That said, I’m confident in stating that this year’s program is our strongest ever. I’m thrilled that we’re kicking things off with Raya Martin’s radiant and disturbing How to Disappear Completely, which I hope finds the cult audience it richly deserves. It took over a year of bugging him and even a meeting at his studio in Manila, but we finally persuaded Brillante Mendoza to let us screen Thy Womb, which has never really had an official US premiere. And we’ve got at least one from-out-of-nowhere UFO, Sherad Sanchez’s hallucinatory and erotic Jungle Love.

Regional cinema is now where a lot of the action is in the Philippines (“regional” means films produced outside of Manila). We’ve worked hard to make sure this work gets represented, and we have numerous films from the Visayas and Mindanao. Of special note, we have some compelling new work from war-torn Zamboanga, one of the most dangerous areas in the country. There is (unfortunately) only one feature-length documentary in the program, but it’s a great one: a portrait of the underground gunmaking industry in Cebu.

New Filipino Cinema is the most comprehensive portrait of contemporary film from the Philippines held anywhere in the world. Take some vacation days and join us June 11 through 15, as we take a deep dive into the cinema of this remarkable country.

—Joel Shepard

ACKNOWLEDGEMENTS
Thank you very much/Salamat po: Misha Anissimov, Amiel Alday, Ronald Arguelles, Teddy Co, Oggs Cruz, Keith Deligero, Chuck Gutierrez, Pia de Leon, Grace Lopez, Maria Isabel Lopez, Romano Macapagal, Erik Matti, Brillante Mendoza, Manny Montelibano, Alleluia Panis, Al Perez, Irene Rada, Epee Rafanan, Sherad Sanchez, Hobart Savior, Kathlene Sison, Millette Soto, Katrina Tan, Max Tessier, Mauro Feria Tumbocon Jr. & Chin Vader.

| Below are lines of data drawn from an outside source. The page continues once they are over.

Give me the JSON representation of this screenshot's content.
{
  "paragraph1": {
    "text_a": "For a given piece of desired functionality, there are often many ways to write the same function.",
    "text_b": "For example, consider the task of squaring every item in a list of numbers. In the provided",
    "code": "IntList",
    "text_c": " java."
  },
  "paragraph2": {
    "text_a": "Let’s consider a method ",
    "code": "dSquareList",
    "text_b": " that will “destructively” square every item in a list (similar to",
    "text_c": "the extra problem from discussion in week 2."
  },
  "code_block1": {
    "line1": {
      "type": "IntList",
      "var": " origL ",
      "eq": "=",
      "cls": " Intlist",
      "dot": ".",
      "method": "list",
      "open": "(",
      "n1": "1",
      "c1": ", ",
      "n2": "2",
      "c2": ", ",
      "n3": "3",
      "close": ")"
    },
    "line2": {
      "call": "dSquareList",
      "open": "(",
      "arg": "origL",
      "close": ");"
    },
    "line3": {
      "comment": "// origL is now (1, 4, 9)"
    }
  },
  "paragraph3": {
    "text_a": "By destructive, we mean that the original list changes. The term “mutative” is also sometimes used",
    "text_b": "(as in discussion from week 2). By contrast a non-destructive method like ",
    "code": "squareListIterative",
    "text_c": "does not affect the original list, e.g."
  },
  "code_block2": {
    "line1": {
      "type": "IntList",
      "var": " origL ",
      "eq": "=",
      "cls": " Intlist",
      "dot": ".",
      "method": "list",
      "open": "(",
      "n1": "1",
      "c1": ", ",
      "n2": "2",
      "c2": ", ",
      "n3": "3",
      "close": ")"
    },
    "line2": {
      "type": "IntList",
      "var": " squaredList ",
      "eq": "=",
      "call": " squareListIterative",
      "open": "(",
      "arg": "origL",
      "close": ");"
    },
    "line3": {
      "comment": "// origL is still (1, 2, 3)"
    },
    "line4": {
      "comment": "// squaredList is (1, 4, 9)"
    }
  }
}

YBCA's programs are made possible in part by:
Adobe
Koret Foundation
National Endowment for the Arts

Yerba Buena Center for the Arts is grateful to the City of San Francisco for its ongoing support.